Extracted information:
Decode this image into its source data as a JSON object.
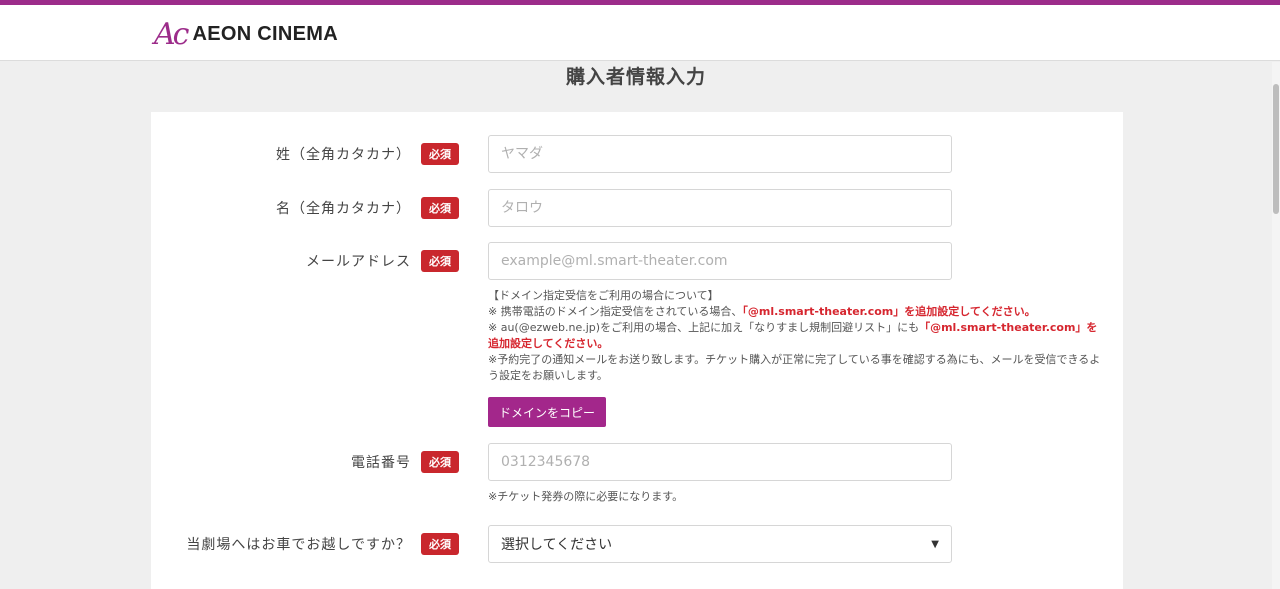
{
  "header": {
    "logo_mark": "Ac",
    "brand": "AEON CINEMA"
  },
  "page": {
    "title": "購入者情報入力"
  },
  "form": {
    "required_badge": "必須",
    "last_name": {
      "label": "姓（全角カタカナ）",
      "placeholder": "ヤマダ"
    },
    "first_name": {
      "label": "名（全角カタカナ）",
      "placeholder": "タロウ"
    },
    "email": {
      "label": "メールアドレス",
      "placeholder": "example@ml.smart-theater.com",
      "notes": {
        "line1": "【ドメイン指定受信をご利用の場合について】",
        "line2_pre": "※ 携帯電話のドメイン指定受信をされている場合、",
        "line2_red": "「@ml.smart-theater.com」を追加設定してください。",
        "line3_pre": "※ au(@ezweb.ne.jp)をご利用の場合、上記に加え「なりすまし規制回避リスト」にも",
        "line3_red": "「@ml.smart-theater.com」を追加設定してください。",
        "line4": "※予約完了の通知メールをお送り致します。チケット購入が正常に完了している事を確認する為にも、メールを受信できるよう設定をお願いします。"
      },
      "copy_button": "ドメインをコピー"
    },
    "phone": {
      "label": "電話番号",
      "placeholder": "0312345678",
      "note": "※チケット発券の際に必要になります。"
    },
    "car": {
      "label": "当劇場へはお車でお越しですか？",
      "selected": "選択してください"
    }
  },
  "colors": {
    "accent": "#9c2c8a",
    "button": "#a3278b",
    "required": "#c9272d",
    "warning_text": "#d6262f"
  },
  "icons": {
    "select_caret": "caret-down-icon"
  }
}
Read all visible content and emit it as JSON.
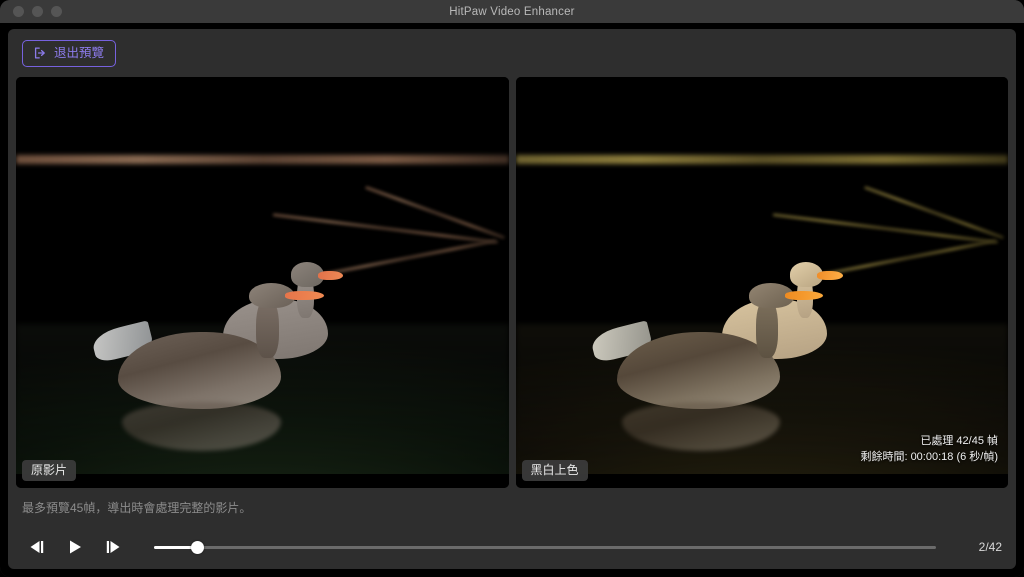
{
  "window": {
    "title": "HitPaw Video Enhancer",
    "traffic_lights": [
      "close-button",
      "minimize-button",
      "zoom-button"
    ]
  },
  "toolbar": {
    "exit_preview_label": "退出預覽",
    "exit_icon": "exit-arrow-icon",
    "accent_color": "#7762df"
  },
  "preview": {
    "original": {
      "label": "原影片"
    },
    "enhanced": {
      "label": "黑白上色",
      "processed_text": "已處理 42/45 幀",
      "remaining_text": "剩餘時間: 00:00:18 (6 秒/幀)"
    }
  },
  "hint": {
    "text": "最多預覽45幀，導出時會處理完整的影片。"
  },
  "transport": {
    "prev_frame_icon": "previous-frame-icon",
    "play_icon": "play-icon",
    "next_frame_icon": "next-frame-icon",
    "frame_counter": "2/42"
  }
}
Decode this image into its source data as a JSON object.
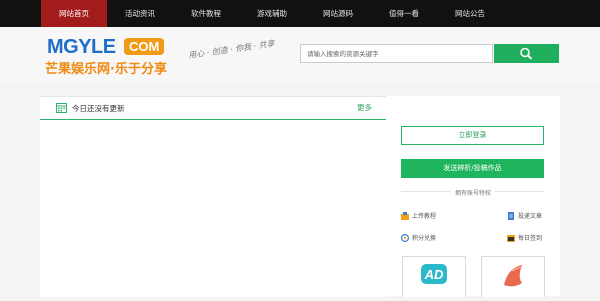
{
  "nav": {
    "items": [
      {
        "label": "网站首页",
        "active": true
      },
      {
        "label": "活动资讯"
      },
      {
        "label": "软件教程"
      },
      {
        "label": "游戏辅助"
      },
      {
        "label": "网站源码"
      },
      {
        "label": "值得一看"
      },
      {
        "label": "网站公告"
      }
    ]
  },
  "header": {
    "logo_main": "MGYLE",
    "logo_com": "COM",
    "logo_sub": "芒果娱乐网·乐于分享",
    "slogan": "用心 · 创造 · 你我 · 共享",
    "search_placeholder": "请输入搜索的资源关键字"
  },
  "main": {
    "panel_title": "今日还没有更新",
    "more_label": "更多"
  },
  "sidebar": {
    "login_label": "立即登录",
    "post_label": "发送辨析/投稿作品",
    "privilege_title": "拥有账号特权",
    "privileges": [
      {
        "label": "上传教程",
        "icon": "upload-icon"
      },
      {
        "label": "投递文章",
        "icon": "document-icon"
      },
      {
        "label": "积分兑换",
        "icon": "points-icon"
      },
      {
        "label": "每日签到",
        "icon": "calendar-icon"
      }
    ],
    "cards": [
      {
        "icon": "ad-icon",
        "text": "AD"
      },
      {
        "icon": "shoe-icon"
      }
    ]
  },
  "colors": {
    "accent_green": "#1fb45e",
    "nav_active": "#a31c1c",
    "logo_blue": "#1f6fc9",
    "logo_orange": "#f19a16"
  }
}
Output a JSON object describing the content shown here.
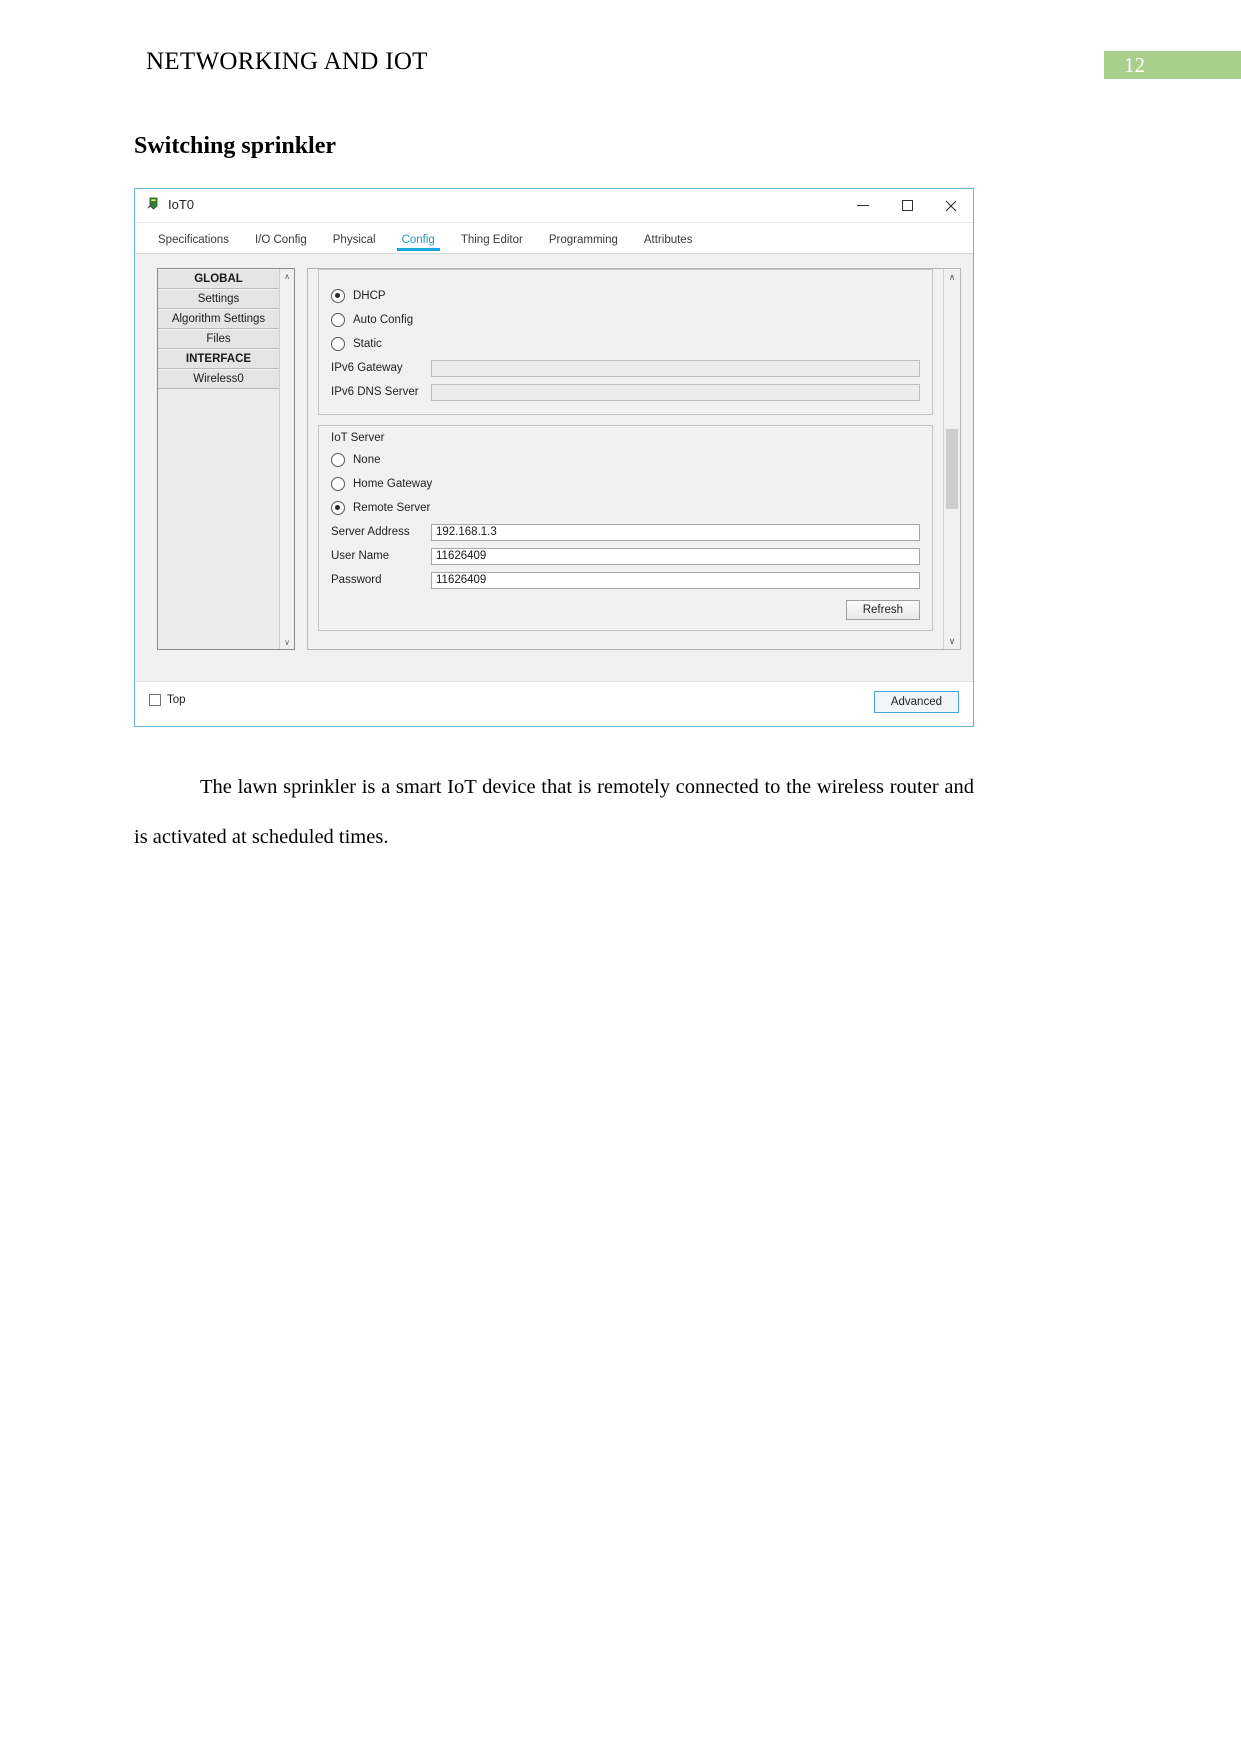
{
  "document": {
    "header_title": "NETWORKING AND IOT",
    "page_number": "12",
    "page_badge_color": "#a9cf8d",
    "section_heading": "Switching sprinkler",
    "caption": "The lawn sprinkler is a smart IoT device that is remotely connected to the wireless router and is activated at scheduled times."
  },
  "window": {
    "title": "IoT0",
    "icon": "device-icon",
    "controls": {
      "minimize": "–",
      "maximize": "□",
      "close": "✕"
    }
  },
  "tabs": [
    {
      "label": "Specifications",
      "active": false
    },
    {
      "label": "I/O Config",
      "active": false
    },
    {
      "label": "Physical",
      "active": false
    },
    {
      "label": "Config",
      "active": true
    },
    {
      "label": "Thing Editor",
      "active": false
    },
    {
      "label": "Programming",
      "active": false
    },
    {
      "label": "Attributes",
      "active": false
    }
  ],
  "tab_accent_color": "#17a5dd",
  "sidebar": {
    "items": [
      {
        "label": "GLOBAL",
        "is_header": true
      },
      {
        "label": "Settings",
        "is_header": false
      },
      {
        "label": "Algorithm Settings",
        "is_header": false
      },
      {
        "label": "Files",
        "is_header": false
      },
      {
        "label": "INTERFACE",
        "is_header": true
      },
      {
        "label": "Wireless0",
        "is_header": false
      }
    ],
    "scroll_up": "∧",
    "scroll_down": "∨"
  },
  "ip_config": {
    "options": [
      {
        "label": "DHCP",
        "selected": true
      },
      {
        "label": "Auto Config",
        "selected": false
      },
      {
        "label": "Static",
        "selected": false
      }
    ],
    "fields": [
      {
        "label": "IPv6 Gateway",
        "value": "",
        "disabled": true
      },
      {
        "label": "IPv6 DNS Server",
        "value": "",
        "disabled": true
      }
    ]
  },
  "iot_server": {
    "title": "IoT Server",
    "options": [
      {
        "label": "None",
        "selected": false
      },
      {
        "label": "Home Gateway",
        "selected": false
      },
      {
        "label": "Remote Server",
        "selected": true
      }
    ],
    "fields": [
      {
        "label": "Server Address",
        "value": "192.168.1.3",
        "disabled": false
      },
      {
        "label": "User Name",
        "value": "11626409",
        "disabled": false
      },
      {
        "label": "Password",
        "value": "11626409",
        "disabled": false
      }
    ],
    "refresh_label": "Refresh"
  },
  "config_scroll": {
    "up": "∧",
    "down": "∨"
  },
  "bottombar": {
    "top_checkbox_label": "Top",
    "top_checkbox_checked": false,
    "advanced_label": "Advanced"
  }
}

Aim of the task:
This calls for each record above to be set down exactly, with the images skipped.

Written answer:
Decode this image into its source data as a JSON object.
{
  "header": {
    "logo_mark": "Ac",
    "brand": "AEON CINEMA"
  },
  "page": {
    "title": "購入者情報入力"
  },
  "form": {
    "required_badge": "必須",
    "last_name": {
      "label": "姓（全角カタカナ）",
      "placeholder": "ヤマダ"
    },
    "first_name": {
      "label": "名（全角カタカナ）",
      "placeholder": "タロウ"
    },
    "email": {
      "label": "メールアドレス",
      "placeholder": "example@ml.smart-theater.com",
      "notes": {
        "line1": "【ドメイン指定受信をご利用の場合について】",
        "line2_pre": "※ 携帯電話のドメイン指定受信をされている場合、",
        "line2_red": "「@ml.smart-theater.com」を追加設定してください。",
        "line3_pre": "※ au(@ezweb.ne.jp)をご利用の場合、上記に加え「なりすまし規制回避リスト」にも",
        "line3_red": "「@ml.smart-theater.com」を追加設定してください。",
        "line4": "※予約完了の通知メールをお送り致します。チケット購入が正常に完了している事を確認する為にも、メールを受信できるよう設定をお願いします。"
      },
      "copy_button": "ドメインをコピー"
    },
    "phone": {
      "label": "電話番号",
      "placeholder": "0312345678",
      "note": "※チケット発券の際に必要になります。"
    },
    "car": {
      "label": "当劇場へはお車でお越しですか？",
      "selected": "選択してください"
    }
  },
  "colors": {
    "accent": "#9c2c8a",
    "button": "#a3278b",
    "required": "#c9272d",
    "warning_text": "#d6262f"
  },
  "icons": {
    "select_caret": "caret-down-icon"
  }
}
Read all visible content and emit it as JSON.
{
  "window": {
    "title": "HitPaw Video Enhancer",
    "traffic_lights": [
      "close-button",
      "minimize-button",
      "zoom-button"
    ]
  },
  "toolbar": {
    "exit_preview_label": "退出預覽",
    "exit_icon": "exit-arrow-icon",
    "accent_color": "#7762df"
  },
  "preview": {
    "original": {
      "label": "原影片"
    },
    "enhanced": {
      "label": "黑白上色",
      "processed_text": "已處理 42/45 幀",
      "remaining_text": "剩餘時間: 00:00:18 (6 秒/幀)"
    }
  },
  "hint": {
    "text": "最多預覽45幀，導出時會處理完整的影片。"
  },
  "transport": {
    "prev_frame_icon": "previous-frame-icon",
    "play_icon": "play-icon",
    "next_frame_icon": "next-frame-icon",
    "frame_counter": "2/42"
  }
}
Decode this image into its source data as a JSON object.
{
  "nav": {
    "items": [
      {
        "label": "网站首页",
        "active": true
      },
      {
        "label": "活动资讯"
      },
      {
        "label": "软件教程"
      },
      {
        "label": "游戏辅助"
      },
      {
        "label": "网站源码"
      },
      {
        "label": "值得一看"
      },
      {
        "label": "网站公告"
      }
    ]
  },
  "header": {
    "logo_main": "MGYLE",
    "logo_com": "COM",
    "logo_sub": "芒果娱乐网·乐于分享",
    "slogan": "用心 · 创造 · 你我 · 共享",
    "search_placeholder": "请输入搜索的资源关键字"
  },
  "main": {
    "panel_title": "今日还没有更新",
    "more_label": "更多"
  },
  "sidebar": {
    "login_label": "立即登录",
    "post_label": "发送辨析/投稿作品",
    "privilege_title": "拥有账号特权",
    "privileges": [
      {
        "label": "上传教程",
        "icon": "upload-icon"
      },
      {
        "label": "投递文章",
        "icon": "document-icon"
      },
      {
        "label": "积分兑换",
        "icon": "points-icon"
      },
      {
        "label": "每日签到",
        "icon": "calendar-icon"
      }
    ],
    "cards": [
      {
        "icon": "ad-icon",
        "text": "AD"
      },
      {
        "icon": "shoe-icon"
      }
    ]
  },
  "colors": {
    "accent_green": "#1fb45e",
    "nav_active": "#a31c1c",
    "logo_blue": "#1f6fc9",
    "logo_orange": "#f19a16"
  }
}
Output a JSON object describing the content shown here.
{
  "document": {
    "header_title": "NETWORKING AND IOT",
    "page_number": "12",
    "page_badge_color": "#a9cf8d",
    "section_heading": "Switching sprinkler",
    "caption": "The lawn sprinkler is a smart IoT device that is remotely connected to the wireless router and is activated at scheduled times."
  },
  "window": {
    "title": "IoT0",
    "icon": "device-icon",
    "controls": {
      "minimize": "–",
      "maximize": "□",
      "close": "✕"
    }
  },
  "tabs": [
    {
      "label": "Specifications",
      "active": false
    },
    {
      "label": "I/O Config",
      "active": false
    },
    {
      "label": "Physical",
      "active": false
    },
    {
      "label": "Config",
      "active": true
    },
    {
      "label": "Thing Editor",
      "active": false
    },
    {
      "label": "Programming",
      "active": false
    },
    {
      "label": "Attributes",
      "active": false
    }
  ],
  "tab_accent_color": "#17a5dd",
  "sidebar": {
    "items": [
      {
        "label": "GLOBAL",
        "is_header": true
      },
      {
        "label": "Settings",
        "is_header": false
      },
      {
        "label": "Algorithm Settings",
        "is_header": false
      },
      {
        "label": "Files",
        "is_header": false
      },
      {
        "label": "INTERFACE",
        "is_header": true
      },
      {
        "label": "Wireless0",
        "is_header": false
      }
    ],
    "scroll_up": "∧",
    "scroll_down": "∨"
  },
  "ip_config": {
    "options": [
      {
        "label": "DHCP",
        "selected": true
      },
      {
        "label": "Auto Config",
        "selected": false
      },
      {
        "label": "Static",
        "selected": false
      }
    ],
    "fields": [
      {
        "label": "IPv6 Gateway",
        "value": "",
        "disabled": true
      },
      {
        "label": "IPv6 DNS Server",
        "value": "",
        "disabled": true
      }
    ]
  },
  "iot_server": {
    "title": "IoT Server",
    "options": [
      {
        "label": "None",
        "selected": false
      },
      {
        "label": "Home Gateway",
        "selected": false
      },
      {
        "label": "Remote Server",
        "selected": true
      }
    ],
    "fields": [
      {
        "label": "Server Address",
        "value": "192.168.1.3",
        "disabled": false
      },
      {
        "label": "User Name",
        "value": "11626409",
        "disabled": false
      },
      {
        "label": "Password",
        "value": "11626409",
        "disabled": false
      }
    ],
    "refresh_label": "Refresh"
  },
  "config_scroll": {
    "up": "∧",
    "down": "∨"
  },
  "bottombar": {
    "top_checkbox_label": "Top",
    "top_checkbox_checked": false,
    "advanced_label": "Advanced"
  }
}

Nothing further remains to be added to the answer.